  • I looked into DeLorme, Mapopolis and a Taiwan-based package called PaPago. In a testdrive I was quite pleased with the timely prompts, sound quality and map accuracy of PaPaGo. It does feel good to put your trust on a package like this and get back to a known geography with its help. PaPago uses TeleAtlas, the 2nd digital map provider. NavTeq has the lead in several markets. The issue with DeLorme is that it uses the TIGER database that lacks updates in several places. But it would be good if the public d
  • I have a Garmin iQue M3. After reveiwing the maps and routing of Tom Tom, Que and microsoft streets, I went for the iQue. I love the address search and business seach, though some times it missess a residential address by as many as 5 houses and there are quite a few more Starbucks in the world than it can find. We had a heck of a time find coffee stops in Alabama and northern Georgia... We had to resort to actually calling a Starbucks (telephone numbers of businesses are included on the Garmin iQue) th

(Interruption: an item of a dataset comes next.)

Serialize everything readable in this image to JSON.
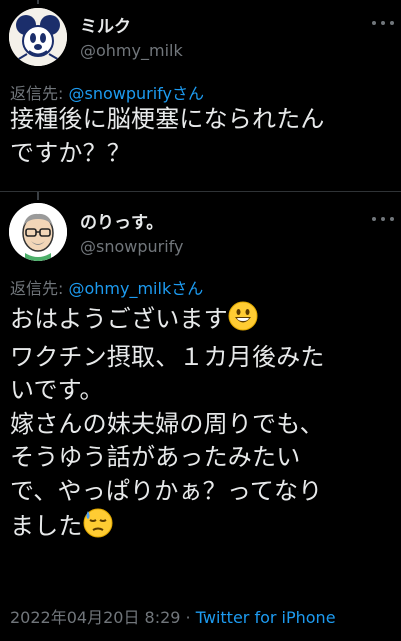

  • try as a good place to start to find info on gps hardware, reviews etc.
  • TomTom, GPS and WM5 (Score:2, Interesting)

    by redjupiter ( 718554 )

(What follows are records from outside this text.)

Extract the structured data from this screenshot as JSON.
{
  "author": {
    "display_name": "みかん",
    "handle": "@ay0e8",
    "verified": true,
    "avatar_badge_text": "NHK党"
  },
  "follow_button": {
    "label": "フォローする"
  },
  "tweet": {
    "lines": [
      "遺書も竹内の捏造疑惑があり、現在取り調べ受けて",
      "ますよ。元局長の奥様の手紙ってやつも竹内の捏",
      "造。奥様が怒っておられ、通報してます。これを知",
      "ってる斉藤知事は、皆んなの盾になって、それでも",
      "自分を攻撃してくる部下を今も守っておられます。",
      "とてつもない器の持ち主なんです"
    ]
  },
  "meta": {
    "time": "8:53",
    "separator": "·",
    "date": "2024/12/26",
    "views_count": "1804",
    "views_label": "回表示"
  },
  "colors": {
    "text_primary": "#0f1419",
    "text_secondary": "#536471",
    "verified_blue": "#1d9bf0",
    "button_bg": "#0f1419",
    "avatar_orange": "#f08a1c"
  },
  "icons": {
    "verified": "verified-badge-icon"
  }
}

    I recently purchased (first use of GPS for me) TOMTOM Navigator 5 with bluetooth, running on O2 ZDA Exec (I-mate Jasjar or HTC universal) over here in London. The software is pretty good and the instructions are very clear. Route calculations are very fast, fix acquisitions nor more than few seconds at most. Full post code search. Takes tiem to get used ot the instructions, for example, (not usre if it is a bug) ona roundabout in London it told me to take the fifth exit when there is none. Later as I was dr
  • If you are in the US of A, then get a Navteq based package. For Europe, get TomTom which is Tele Atlas based ...

He: Let's end it all, bequeathin' our brains to science. She: What?!? Science got enough trouble with their OWN brains. -- Walt Kelly